Finally, to escape that hilly parking spot, you will need one more trick in your repertoire. Most of us don’t have three feet, which poses a challenge: The moment your right foot comes off the brake to go for the gas, you’ll start rolling (unless you’re lucky enough to have a vehicle with a hill-holder clutch, which won’t roll backward with the clutch depressed). So you’ve got to have lightning quick feet or rely on another tool at your disposal: the parking brake. Get your steering wheel positioned to leave the spot and, with the parking brake engaged, start releasing the clutch and adding throttle. As you feel the vehicle start to struggle against the parking brake, release the brake and fully engage the clutch. That trick allows you to engage the clutch at your leisure without rolling back into the row of Hell’s Angels choppers parked immediately behind you.
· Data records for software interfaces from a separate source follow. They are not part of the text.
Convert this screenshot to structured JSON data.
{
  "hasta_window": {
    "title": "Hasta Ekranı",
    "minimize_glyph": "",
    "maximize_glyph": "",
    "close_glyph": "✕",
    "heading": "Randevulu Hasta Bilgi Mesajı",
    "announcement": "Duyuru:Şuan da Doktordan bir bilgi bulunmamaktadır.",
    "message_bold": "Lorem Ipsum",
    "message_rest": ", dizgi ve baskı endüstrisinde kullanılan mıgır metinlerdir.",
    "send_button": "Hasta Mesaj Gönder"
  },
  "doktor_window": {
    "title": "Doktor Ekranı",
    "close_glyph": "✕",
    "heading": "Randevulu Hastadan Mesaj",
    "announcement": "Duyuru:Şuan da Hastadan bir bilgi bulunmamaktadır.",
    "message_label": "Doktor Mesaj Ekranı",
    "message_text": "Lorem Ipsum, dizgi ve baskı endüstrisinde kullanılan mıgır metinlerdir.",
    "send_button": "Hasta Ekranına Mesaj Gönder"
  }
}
Don’t get discouraged or embarrassed. Remember, everyone who can drive stick was once in the same boat learning as you are, and everyone who can’t drive stick has no credibility to judge. Plus, you’re in a vehicle, and you can just duck down and drive away from them.